Epicondylitis is often an overuse injury that can cause chronic pain that can be difficult to treat.
Tendons throughout the body that have suffered from overuse injuries leading to chronic pain and tendon thickening are good candidates for PRP therapy. Tendinopathy is common in professional athletes and those who work in construction trades.
Common sites of tendinopathy include tendons in the:
- Achilles (heel)
- Patellar (knee)
- Rotator cuff (shoulder)
3. Other pain conditions
Recent research has found that platelet rich plasma therapy is effective for other specific conditions, including:
- Bursitis (inflammation of fluid-filled sacs that lie between tendons and bone or skin)
- Plantar fasciitis (heel pain)
- Wound healing
Clinical studies continue to accumulate data on the potential benefits of PRP therapy, and researchers recommend a continued focus on large-scale studies that standardize the preparation of platelet rich plasma injections.
Does PRP therapy work?
PRP represents an alternative to more conventional treatments of chronic pain. These conventional treatments do not often address the challenges with healing in the connective tissues. Platelet rich plasma therapy actually introduces growth factors that can stimulate the body’s instinct to heal and remove damaged tissue. Initial improvement in pain generally occurs within a few weeks and often accelerates as tissue heals.
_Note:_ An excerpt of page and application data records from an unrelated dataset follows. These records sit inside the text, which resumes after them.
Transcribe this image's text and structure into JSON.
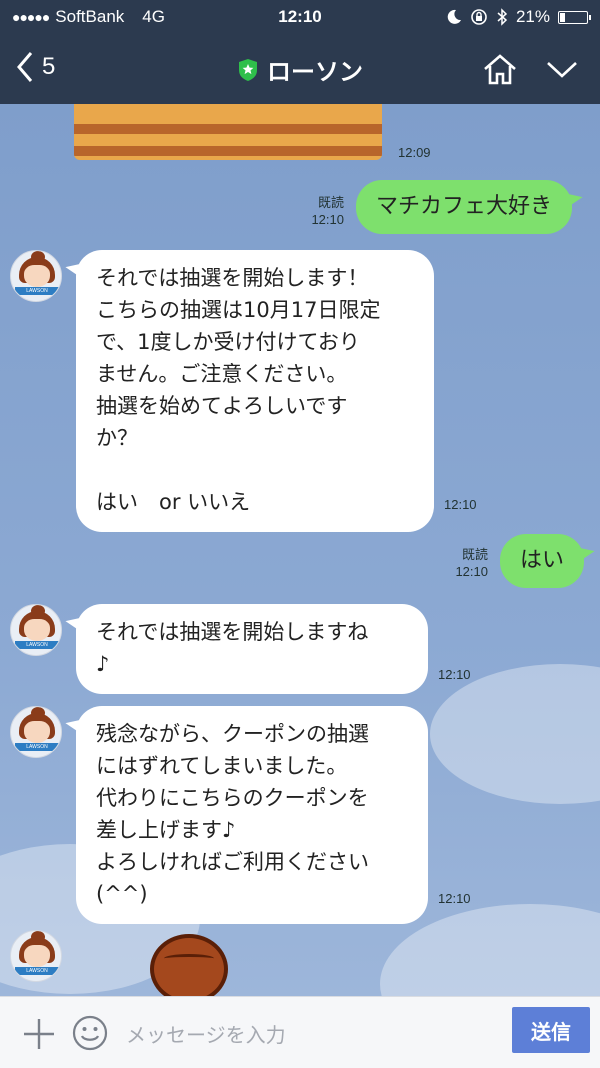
{
  "status": {
    "carrier": "SoftBank",
    "network": "4G",
    "time": "12:10",
    "battery": "21%",
    "battery_level": 0.21
  },
  "nav": {
    "back_count": "5",
    "title": "ローソン"
  },
  "messages": {
    "m0": {
      "time": "12:09"
    },
    "m1": {
      "read": "既読",
      "time": "12:10",
      "text": "マチカフェ大好き"
    },
    "m2": {
      "time": "12:10",
      "text": "それでは抽選を開始します！\nこちらの抽選は10月17日限定\nで、1度しか受け付けており\nません。ご注意ください。\n抽選を始めてよろしいです\nか？\n\nはい　or いいえ"
    },
    "m3": {
      "read": "既読",
      "time": "12:10",
      "text": "はい"
    },
    "m4": {
      "time": "12:10",
      "text": "それでは抽選を開始しますね\n♪"
    },
    "m5": {
      "time": "12:10",
      "text": "残念ながら、クーポンの抽選\nにはずれてしまいました。\n代わりにこちらのクーポンを\n差し上げます♪\nよろしければご利用ください\n(^^)"
    }
  },
  "avatar": {
    "brand": "LAWSON"
  },
  "input": {
    "placeholder": "メッセージを入力",
    "send_label": "送信"
  },
  "colors": {
    "header": "#2c3a4f",
    "chat_bg": "#7e9cc9",
    "out_bubble": "#7ee06d",
    "send_button": "#5d7fd7"
  }
}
Platelet rich plasma therapy has shown great promise in preliminary but scientifically significant controlled trials, especially for epicondylitis and other tendon-related injuries. A 2018 study found that patients receiving PRP injections experienced pain relief that was statistically more significant than patients who received other treatments. Earlier reports note that the promise of PRP came well before the science, but that research is catching up. These same reports highlight the need for more research as well as standardizing platelet preparation for best results.
The benefits of platelet rich plasma therapy increase when combined with physical therapy that stimulates new tissue growth. At Arizona Pain, our pain physicians can help design an individualized treatment plan that includes diet, cutting-edge treatments, and exercises to help your body heal.
If you have more questions or want to see if platelet rich plasma therapy can work for you, get in touch with Arizona Pain today!